If you have read the (modes explained thred),please disregard it because it is NOT how most guitarist use the modes.
I sometimes use a minor mode over a major chord or progression but only in certian circumstances.
I should have known that it would cause more confusion than clarity.
The thred was aimed for begginers and it will do nothing but CONFUSE them COMPLETELY.
So please accept my appology...
Now lets start fresh.Many begginers know where the modes come from but dont understand how to use the modes.,so lets take a sample progression first and explain how we can use a mode over it.
The progression will be C...F...Am...Em...Dm...G7...F..This is a completely diatonic(all notes and chords belong to the key) progression.
Now you have 3 choices here to play over these changes(apart form arpeggios etc.).
1.play the C major scale over all the chords
2.play the diatonic modes over the respective chords(which is just like playing C major over all the chords)PLEASE NOTE: you are NOT using the modes effectively if you play the modes that are diatonic to the key.eg:the key is Cmajor and the chord is Dm and you play D dorian.
This is the same as playing C major because all the notes of D dorian are diatonic to Cmajor.
3.introduce modes that are not diatonic to the chords.(prefered choice)
Choice no.3 is the prefered one because it will give us some nice outside notes to color the otherwise diatonic progression.
So we start with the C chord.What are our options?
2.C lydian(diatonic to Gmajor)
3.Cmixolydian(diatonic to Fmajor)
Why are these our options?
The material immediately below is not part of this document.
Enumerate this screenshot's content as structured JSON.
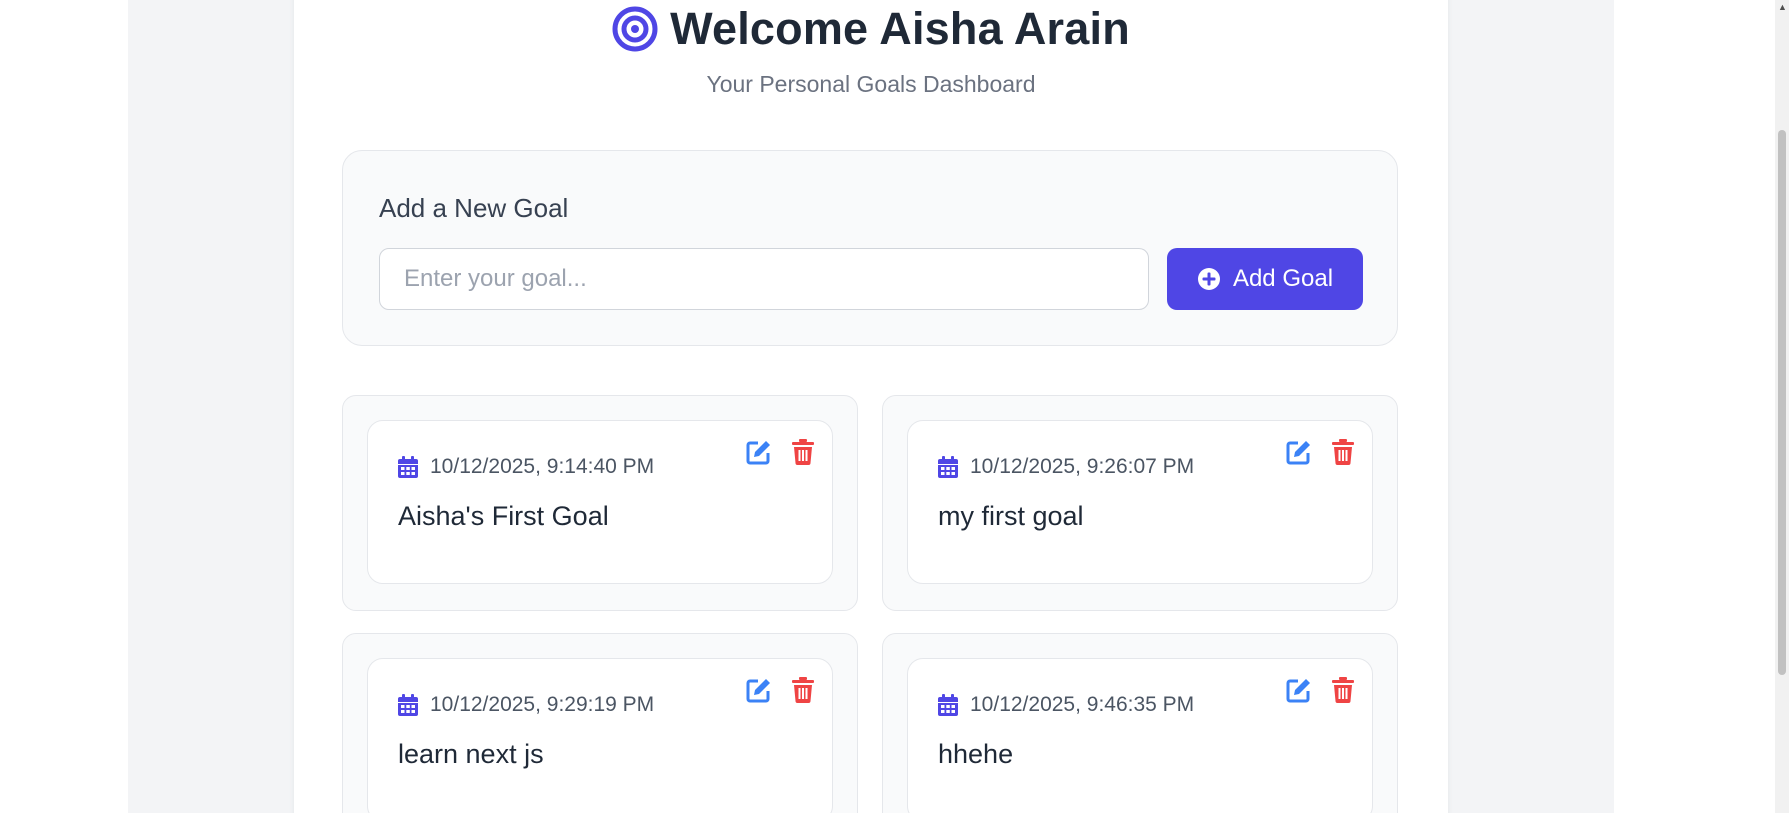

Because these modes are major modes and the chord is a major one and the lydian and the mixolydian have only ONE note different in comparison with Cmajor.
The lydian has the F# and the mixolydian has the Bb.
These 2 notes create a dissonance (tension)in the key of C because they are not apart of the key,but they add a welcome bit of variety from the other (diatonic ones).
BUT use them as passing notes and dont sustain them too long,becuse they sound much better when they resolve(move to),the NEAREST note that is apart of the key.(especially when it is chord tone )
Now the F chord.
Our options are
1.F.lydian(diatonic to Cmajor)
2.F ionian (diatonic to Fmajor)
3.Fmixloydian(diatonic to Bb major)
The lydian is diatonic so there will be no outside notes,but the ionian has a Bb and the mixolydian has a Bb and a Eb.
Now the Am.
1.A aeolian(diatonic to C major)
2.A dorian(diatonic to G major)
3.A phrygian (diatonic to Fmajor)
the A aeolian is a poor choice because it brings in nothing new.
The the dorian has a F# and the A phrygian has a Bb.
Now again these notes sound strange to the key of C major but BEAUTIFUL when they move to a chord tone or diatonic note.
I wont go through the rest because you should get the idea by now.
BUT just remember that if you play the modes that are diatonic to the key and that corespond to the chord of the moment you are not playing modally,all you are donig is agreeinig completely with the key and you may as well play the scale of the key (in this case Cmajor).